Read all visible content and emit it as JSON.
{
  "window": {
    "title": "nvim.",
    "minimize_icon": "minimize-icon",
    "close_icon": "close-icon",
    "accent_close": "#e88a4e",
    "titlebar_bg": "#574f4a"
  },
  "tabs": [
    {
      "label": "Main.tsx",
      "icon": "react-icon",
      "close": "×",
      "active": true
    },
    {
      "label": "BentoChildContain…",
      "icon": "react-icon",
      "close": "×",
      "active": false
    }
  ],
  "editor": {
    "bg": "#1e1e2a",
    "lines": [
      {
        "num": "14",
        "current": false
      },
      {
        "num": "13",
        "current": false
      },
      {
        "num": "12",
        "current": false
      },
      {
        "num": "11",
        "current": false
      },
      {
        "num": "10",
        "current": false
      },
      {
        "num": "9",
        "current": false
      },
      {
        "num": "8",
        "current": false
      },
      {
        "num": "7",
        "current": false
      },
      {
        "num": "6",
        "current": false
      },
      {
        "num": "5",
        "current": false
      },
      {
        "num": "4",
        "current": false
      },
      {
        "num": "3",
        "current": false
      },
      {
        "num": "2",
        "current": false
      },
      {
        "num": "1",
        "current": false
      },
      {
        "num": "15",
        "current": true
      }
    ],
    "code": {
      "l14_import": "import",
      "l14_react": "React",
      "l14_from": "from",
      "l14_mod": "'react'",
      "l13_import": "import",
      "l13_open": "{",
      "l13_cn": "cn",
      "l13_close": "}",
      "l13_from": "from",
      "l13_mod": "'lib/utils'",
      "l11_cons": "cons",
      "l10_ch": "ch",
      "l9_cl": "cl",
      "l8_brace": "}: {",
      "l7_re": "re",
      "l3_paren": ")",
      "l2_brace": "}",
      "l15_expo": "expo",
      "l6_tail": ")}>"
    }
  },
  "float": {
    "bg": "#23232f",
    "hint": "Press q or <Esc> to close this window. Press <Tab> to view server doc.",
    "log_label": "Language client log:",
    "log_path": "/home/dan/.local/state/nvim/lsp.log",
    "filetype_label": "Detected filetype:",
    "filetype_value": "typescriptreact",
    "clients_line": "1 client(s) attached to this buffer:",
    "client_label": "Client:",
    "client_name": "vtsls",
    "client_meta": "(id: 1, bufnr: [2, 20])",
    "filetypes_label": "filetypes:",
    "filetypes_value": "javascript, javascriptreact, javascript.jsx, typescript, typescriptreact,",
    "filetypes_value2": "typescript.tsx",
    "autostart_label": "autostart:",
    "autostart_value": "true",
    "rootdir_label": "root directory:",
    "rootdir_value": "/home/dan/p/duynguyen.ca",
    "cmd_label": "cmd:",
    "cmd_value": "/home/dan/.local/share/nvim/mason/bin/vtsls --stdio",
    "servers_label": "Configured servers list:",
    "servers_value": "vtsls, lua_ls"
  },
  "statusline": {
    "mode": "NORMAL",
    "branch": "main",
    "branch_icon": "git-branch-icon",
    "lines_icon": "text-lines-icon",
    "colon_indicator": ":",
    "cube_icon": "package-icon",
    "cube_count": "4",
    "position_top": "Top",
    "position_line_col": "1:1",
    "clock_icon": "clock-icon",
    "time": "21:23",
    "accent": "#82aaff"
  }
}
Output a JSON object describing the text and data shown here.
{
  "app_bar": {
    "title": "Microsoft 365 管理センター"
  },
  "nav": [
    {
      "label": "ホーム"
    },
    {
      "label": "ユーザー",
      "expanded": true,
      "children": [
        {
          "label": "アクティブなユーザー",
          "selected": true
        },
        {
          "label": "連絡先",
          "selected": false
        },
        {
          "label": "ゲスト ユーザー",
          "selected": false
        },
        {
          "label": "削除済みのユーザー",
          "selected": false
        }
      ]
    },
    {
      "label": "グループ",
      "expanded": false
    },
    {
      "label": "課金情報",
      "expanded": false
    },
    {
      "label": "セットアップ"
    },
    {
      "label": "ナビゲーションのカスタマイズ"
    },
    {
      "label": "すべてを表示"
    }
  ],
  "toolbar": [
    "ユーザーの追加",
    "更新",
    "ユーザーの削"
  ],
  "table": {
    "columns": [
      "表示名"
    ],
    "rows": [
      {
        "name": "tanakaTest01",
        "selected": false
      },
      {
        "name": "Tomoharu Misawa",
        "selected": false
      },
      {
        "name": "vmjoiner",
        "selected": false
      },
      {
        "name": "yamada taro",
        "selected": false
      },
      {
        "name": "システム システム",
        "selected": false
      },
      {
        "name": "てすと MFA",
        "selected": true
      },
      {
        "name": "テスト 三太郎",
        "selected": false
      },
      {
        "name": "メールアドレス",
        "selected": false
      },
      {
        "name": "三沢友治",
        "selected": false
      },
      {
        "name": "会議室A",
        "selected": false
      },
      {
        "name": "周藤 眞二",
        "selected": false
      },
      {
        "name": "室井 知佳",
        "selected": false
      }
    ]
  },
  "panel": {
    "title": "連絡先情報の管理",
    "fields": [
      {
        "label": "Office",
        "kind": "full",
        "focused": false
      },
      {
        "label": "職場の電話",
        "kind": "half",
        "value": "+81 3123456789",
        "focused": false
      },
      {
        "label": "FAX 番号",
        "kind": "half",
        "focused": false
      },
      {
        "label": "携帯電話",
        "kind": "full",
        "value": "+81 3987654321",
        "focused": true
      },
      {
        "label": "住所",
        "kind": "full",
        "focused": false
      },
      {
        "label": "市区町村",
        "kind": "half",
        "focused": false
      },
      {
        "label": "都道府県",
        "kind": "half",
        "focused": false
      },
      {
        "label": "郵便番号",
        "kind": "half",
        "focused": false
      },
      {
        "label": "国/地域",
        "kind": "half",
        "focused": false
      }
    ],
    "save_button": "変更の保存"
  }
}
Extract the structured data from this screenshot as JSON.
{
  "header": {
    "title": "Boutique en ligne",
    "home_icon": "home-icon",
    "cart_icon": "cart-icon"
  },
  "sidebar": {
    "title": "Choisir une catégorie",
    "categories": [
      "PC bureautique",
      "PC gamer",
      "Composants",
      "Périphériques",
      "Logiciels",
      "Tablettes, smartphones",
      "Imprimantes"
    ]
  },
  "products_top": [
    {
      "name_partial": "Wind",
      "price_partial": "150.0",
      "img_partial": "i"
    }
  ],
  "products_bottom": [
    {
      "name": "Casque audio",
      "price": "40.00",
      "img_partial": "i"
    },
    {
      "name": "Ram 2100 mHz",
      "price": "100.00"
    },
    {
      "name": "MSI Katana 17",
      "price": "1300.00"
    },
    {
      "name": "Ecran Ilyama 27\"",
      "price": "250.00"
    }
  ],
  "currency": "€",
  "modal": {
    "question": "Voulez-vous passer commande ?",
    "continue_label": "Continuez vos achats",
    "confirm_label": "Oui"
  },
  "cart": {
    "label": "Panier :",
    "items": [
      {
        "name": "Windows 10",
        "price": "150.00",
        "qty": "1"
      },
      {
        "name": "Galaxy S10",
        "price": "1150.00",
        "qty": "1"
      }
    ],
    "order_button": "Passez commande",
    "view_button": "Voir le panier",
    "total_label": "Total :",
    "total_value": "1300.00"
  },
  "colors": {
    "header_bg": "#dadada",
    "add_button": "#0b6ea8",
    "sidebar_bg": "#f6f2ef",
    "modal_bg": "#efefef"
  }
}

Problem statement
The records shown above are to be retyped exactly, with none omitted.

Final answer
Read all visible content and emit it as JSON.
{
  "window": {
    "title": "nvim.",
    "minimize_icon": "minimize-icon",
    "close_icon": "close-icon",
    "accent_close": "#e88a4e",
    "titlebar_bg": "#574f4a"
  },
  "tabs": [
    {
      "label": "Main.tsx",
      "icon": "react-icon",
      "close": "×",
      "active": true
    },
    {
      "label": "BentoChildContain…",
      "icon": "react-icon",
      "close": "×",
      "active": false
    }
  ],
  "editor": {
    "bg": "#1e1e2a",
    "lines": [
      {
        "num": "14",
        "current": false
      },
      {
        "num": "13",
        "current": false
      },
      {
        "num": "12",
        "current": false
      },
      {
        "num": "11",
        "current": false
      },
      {
        "num": "10",
        "current": false
      },
      {
        "num": "9",
        "current": false
      },
      {
        "num": "8",
        "current": false
      },
      {
        "num": "7",
        "current": false
      },
      {
        "num": "6",
        "current": false
      },
      {
        "num": "5",
        "current": false
      },
      {
        "num": "4",
        "current": false
      },
      {
        "num": "3",
        "current": false
      },
      {
        "num": "2",
        "current": false
      },
      {
        "num": "1",
        "current": false
      },
      {
        "num": "15",
        "current": true
      }
    ],
    "code": {
      "l14_import": "import",
      "l14_react": "React",
      "l14_from": "from",
      "l14_mod": "'react'",
      "l13_import": "import",
      "l13_open": "{",
      "l13_cn": "cn",
      "l13_close": "}",
      "l13_from": "from",
      "l13_mod": "'lib/utils'",
      "l11_cons": "cons",
      "l10_ch": "ch",
      "l9_cl": "cl",
      "l8_brace": "}: {",
      "l7_re": "re",
      "l3_paren": ")",
      "l2_brace": "}",
      "l15_expo": "expo",
      "l6_tail": ")}>"
    }
  },
  "float": {
    "bg": "#23232f",
    "hint": "Press q or <Esc> to close this window. Press <Tab> to view server doc.",
    "log_label": "Language client log:",
    "log_path": "/home/dan/.local/state/nvim/lsp.log",
    "filetype_label": "Detected filetype:",
    "filetype_value": "typescriptreact",
    "clients_line": "1 client(s) attached to this buffer:",
    "client_label": "Client:",
    "client_name": "vtsls",
    "client_meta": "(id: 1, bufnr: [2, 20])",
    "filetypes_label": "filetypes:",
    "filetypes_value": "javascript, javascriptreact, javascript.jsx, typescript, typescriptreact,",
    "filetypes_value2": "typescript.tsx",
    "autostart_label": "autostart:",
    "autostart_value": "true",
    "rootdir_label": "root directory:",
    "rootdir_value": "/home/dan/p/duynguyen.ca",
    "cmd_label": "cmd:",
    "cmd_value": "/home/dan/.local/share/nvim/mason/bin/vtsls --stdio",
    "servers_label": "Configured servers list:",
    "servers_value": "vtsls, lua_ls"
  },
  "statusline": {
    "mode": "NORMAL",
    "branch": "main",
    "branch_icon": "git-branch-icon",
    "lines_icon": "text-lines-icon",
    "colon_indicator": ":",
    "cube_icon": "package-icon",
    "cube_count": "4",
    "position_top": "Top",
    "position_line_col": "1:1",
    "clock_icon": "clock-icon",
    "time": "21:23",
    "accent": "#82aaff"
  }
}
Output a JSON object describing the text and data shown here.
{
  "app_bar": {
    "title": "Microsoft 365 管理センター"
  },
  "nav": [
    {
      "label": "ホーム"
    },
    {
      "label": "ユーザー",
      "expanded": true,
      "children": [
        {
          "label": "アクティブなユーザー",
          "selected": true
        },
        {
          "label": "連絡先",
          "selected": false
        },
        {
          "label": "ゲスト ユーザー",
          "selected": false
        },
        {
          "label": "削除済みのユーザー",
          "selected": false
        }
      ]
    },
    {
      "label": "グループ",
      "expanded": false
    },
    {
      "label": "課金情報",
      "expanded": false
    },
    {
      "label": "セットアップ"
    },
    {
      "label": "ナビゲーションのカスタマイズ"
    },
    {
      "label": "すべてを表示"
    }
  ],
  "toolbar": [
    "ユーザーの追加",
    "更新",
    "ユーザーの削"
  ],
  "table": {
    "columns": [
      "表示名"
    ],
    "rows": [
      {
        "name": "tanakaTest01",
        "selected": false
      },
      {
        "name": "Tomoharu Misawa",
        "selected": false
      },
      {
        "name": "vmjoiner",
        "selected": false
      },
      {
        "name": "yamada taro",
        "selected": false
      },
      {
        "name": "システム システム",
        "selected": false
      },
      {
        "name": "てすと MFA",
        "selected": true
      },
      {
        "name": "テスト 三太郎",
        "selected": false
      },
      {
        "name": "メールアドレス",
        "selected": false
      },
      {
        "name": "三沢友治",
        "selected": false
      },
      {
        "name": "会議室A",
        "selected": false
      },
      {
        "name": "周藤 眞二",
        "selected": false
      },
      {
        "name": "室井 知佳",
        "selected": false
      }
    ]
  },
  "panel": {
    "title": "連絡先情報の管理",
    "fields": [
      {
        "label": "Office",
        "kind": "full",
        "focused": false
      },
      {
        "label": "職場の電話",
        "kind": "half",
        "value": "+81 3123456789",
        "focused": false
      },
      {
        "label": "FAX 番号",
        "kind": "half",
        "focused": false
      },
      {
        "label": "携帯電話",
        "kind": "full",
        "value": "+81 3987654321",
        "focused": true
      },
      {
        "label": "住所",
        "kind": "full",
        "focused": false
      },
      {
        "label": "市区町村",
        "kind": "half",
        "focused": false
      },
      {
        "label": "都道府県",
        "kind": "half",
        "focused": false
      },
      {
        "label": "郵便番号",
        "kind": "half",
        "focused": false
      },
      {
        "label": "国/地域",
        "kind": "half",
        "focused": false
      }
    ],
    "save_button": "変更の保存"
  }
}
Extract the structured data from this screenshot as JSON.
{
  "header": {
    "title": "Boutique en ligne",
    "home_icon": "home-icon",
    "cart_icon": "cart-icon"
  },
  "sidebar": {
    "title": "Choisir une catégorie",
    "categories": [
      "PC bureautique",
      "PC gamer",
      "Composants",
      "Périphériques",
      "Logiciels",
      "Tablettes, smartphones",
      "Imprimantes"
    ]
  },
  "products_top": [
    {
      "name_partial": "Wind",
      "price_partial": "150.0",
      "img_partial": "i"
    }
  ],
  "products_bottom": [
    {
      "name": "Casque audio",
      "price": "40.00",
      "img_partial": "i"
    },
    {
      "name": "Ram 2100 mHz",
      "price": "100.00"
    },
    {
      "name": "MSI Katana 17",
      "price": "1300.00"
    },
    {
      "name": "Ecran Ilyama 27\"",
      "price": "250.00"
    }
  ],
  "currency": "€",
  "modal": {
    "question": "Voulez-vous passer commande ?",
    "continue_label": "Continuez vos achats",
    "confirm_label": "Oui"
  },
  "cart": {
    "label": "Panier :",
    "items": [
      {
        "name": "Windows 10",
        "price": "150.00",
        "qty": "1"
      },
      {
        "name": "Galaxy S10",
        "price": "1150.00",
        "qty": "1"
      }
    ],
    "order_button": "Passez commande",
    "view_button": "Voir le panier",
    "total_label": "Total :",
    "total_value": "1300.00"
  },
  "colors": {
    "header_bg": "#dadada",
    "add_button": "#0b6ea8",
    "sidebar_bg": "#f6f2ef",
    "modal_bg": "#efefef"
  }
}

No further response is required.